Effectiveness of Single Dose Versus Prolonged Antibiotic Prophylaxis in Elective Caesarean Section
Introduction: Caesarean section rates average greater than 20% in the developed world and make up a similar percentage of hospital deliveries in developing countries. Women undergoing caesarean section have a five to 20 – fold greater risk for infection compared with a vaginal delivery. Infectious complications following caesarean delivery include fever, wound infection, endometritis, bacteremia, urinary tract infections and other serious infections. The use of prophylactic antibiotics reduces the incidence of endometritis by two – thirds to three – quarters, and therefore justified its routine use for all women undergoing caesarean section. While the risk of postoperative infection following caesarean section is higher for emergency deliveries than for elective ones, prophylactic antibiotics have also been shown to reduce both endometritis and wound infection following elective caesarean delivery.

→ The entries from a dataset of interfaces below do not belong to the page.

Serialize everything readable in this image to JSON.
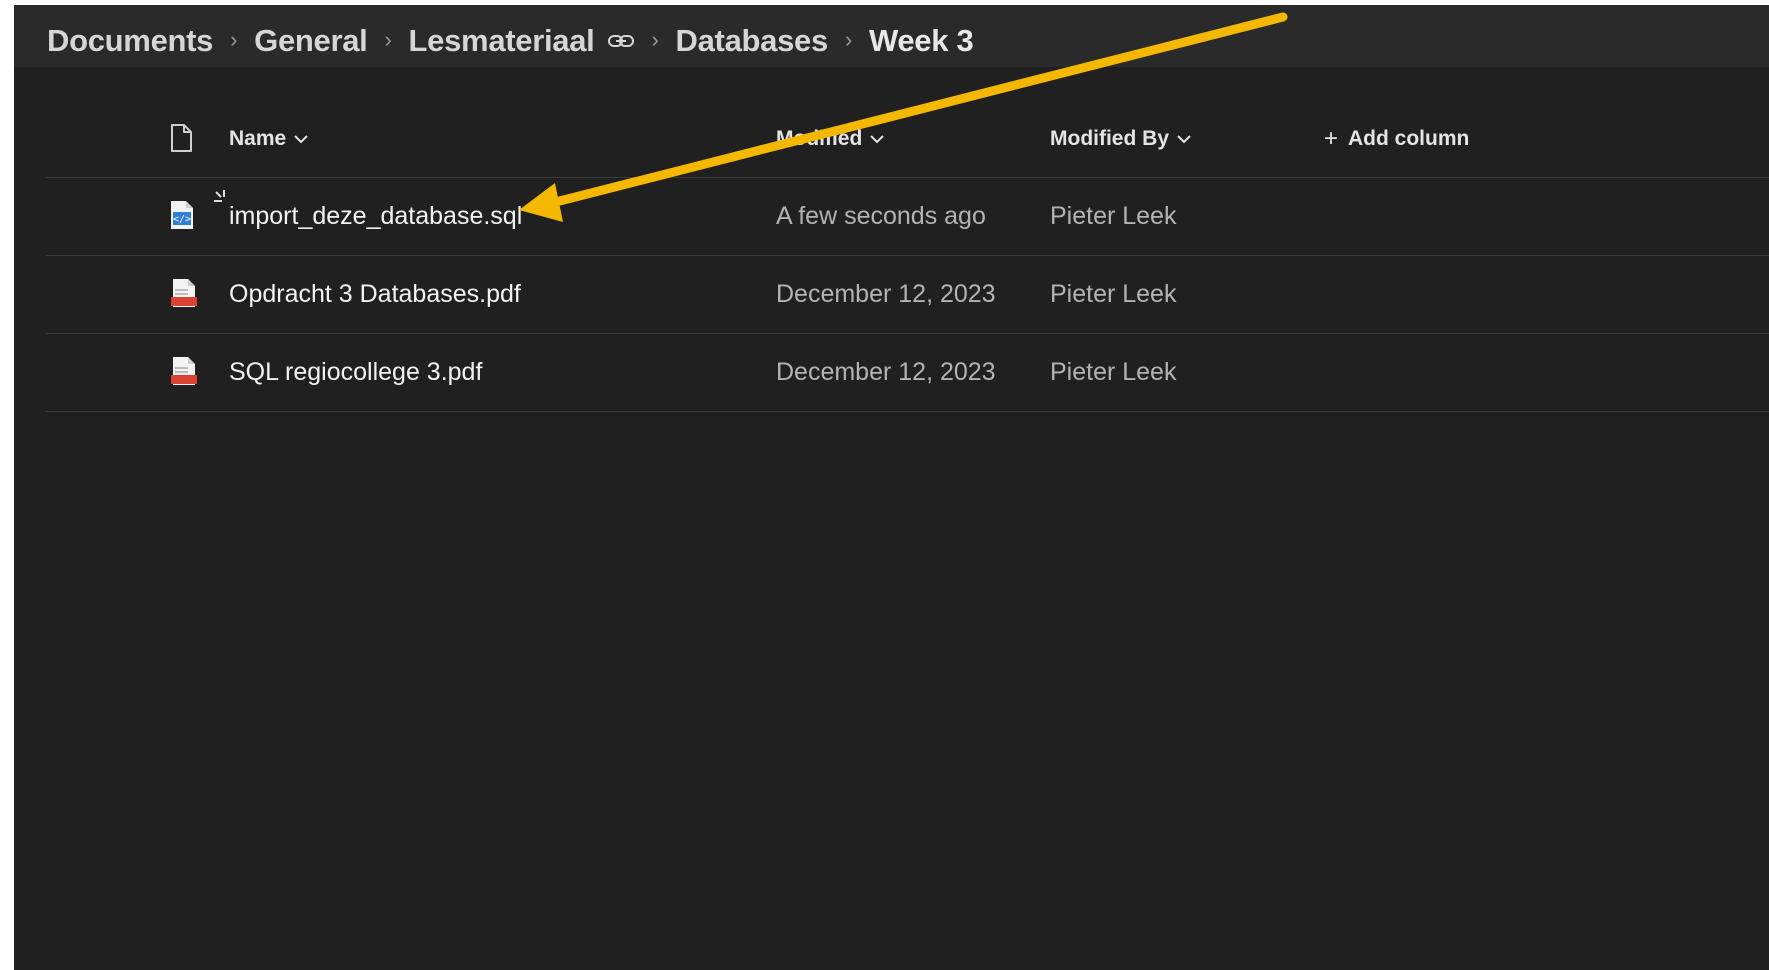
{
  "breadcrumb": {
    "items": [
      "Documents",
      "General",
      "Lesmateriaal",
      "Databases",
      "Week 3"
    ]
  },
  "columns": {
    "name": "Name",
    "modified": "Modified",
    "modified_by": "Modified By",
    "add_column": "Add column"
  },
  "files": [
    {
      "name": "import_deze_database.sql",
      "modified": "A few seconds ago",
      "modified_by": "Pieter Leek",
      "icon": "code-file-icon"
    },
    {
      "name": "Opdracht 3 Databases.pdf",
      "modified": "December 12, 2023",
      "modified_by": "Pieter Leek",
      "icon": "pdf-file-icon"
    },
    {
      "name": "SQL regiocollege 3.pdf",
      "modified": "December 12, 2023",
      "modified_by": "Pieter Leek",
      "icon": "pdf-file-icon"
    }
  ],
  "colors": {
    "background": "#202020",
    "topbar": "#2a2a2a",
    "annotation_arrow": "#F5B800",
    "pdf_icon": "#D9432F",
    "code_icon": "#2F7FD9"
  }
}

Objective: The objective of the study was to: Compare the effectiveness of single dose versus routine six doses of injectable antibiotics in preventing postoperative complications in women undergoing elective caesarean section.
Study Design: Randomized clinical trial.
Setting: This study was conducted at the Department of Gynecology and Obstetrics, Fatima Memorial Hospital, Lahore.
Duration of Study: Six months from April 2011 – September 2011.
Results: In this research, majority of the patients were found between 26 – 30 years of age, in Group – A
69 (43.12%) while in Group – B 74 (46.25%). 47 (29.38%) in Group – A and 44 (27.5%) in Group – b were found b/w 20 – 25 yrs of age while 44 (27.5%) in Group – A and 42 (26.25%) patients were found within 31 – 35 years of age. Mean and standard deviation was recorded as 27.04 ± 0.93 in Group – A and 26.58 ± 0.61 in Group – B. 65.62% (n = 105) in Group – A were found 37 – 39 weeks of gestation while 57.5%
(n = 92) were found in Group – B and 34.38% (n = 55) of Group – A and 42.5% (n = 68) of Group – B were recorded between the gestational age of 39 – 41 weeks. 17 (10.63%) in Group – A and 23 (14.37%) in Group – B had wound infection, P-value was calculated as 0.31, while endometritis was found in 14 (8.75%) in Group – A and 27 (16.87%) in Group – B and P-value was recorded as 0.03, while in 129 (80.62%) in Group – A and 110 (68.76%) in Group –
B had no complication.
Conclusion: Prolonged antibiotic therapy in women undergoing elective caesarean section has no effect with regards to reduce the post operative wound infection and endometritis as compare to single dose therapy.
Key Words: Caesarean section, post operative complications, wound infection, endometritis, single dose, multiple doses.
How to Cite
This is an open-access journal and all the published articles / items are distributed under the terms of the Creative Commons Attribution License, which permits unrestricted use, distribution, and reproduction in any medium, provided the original author and source are credited. For comments firstname.lastname@example.org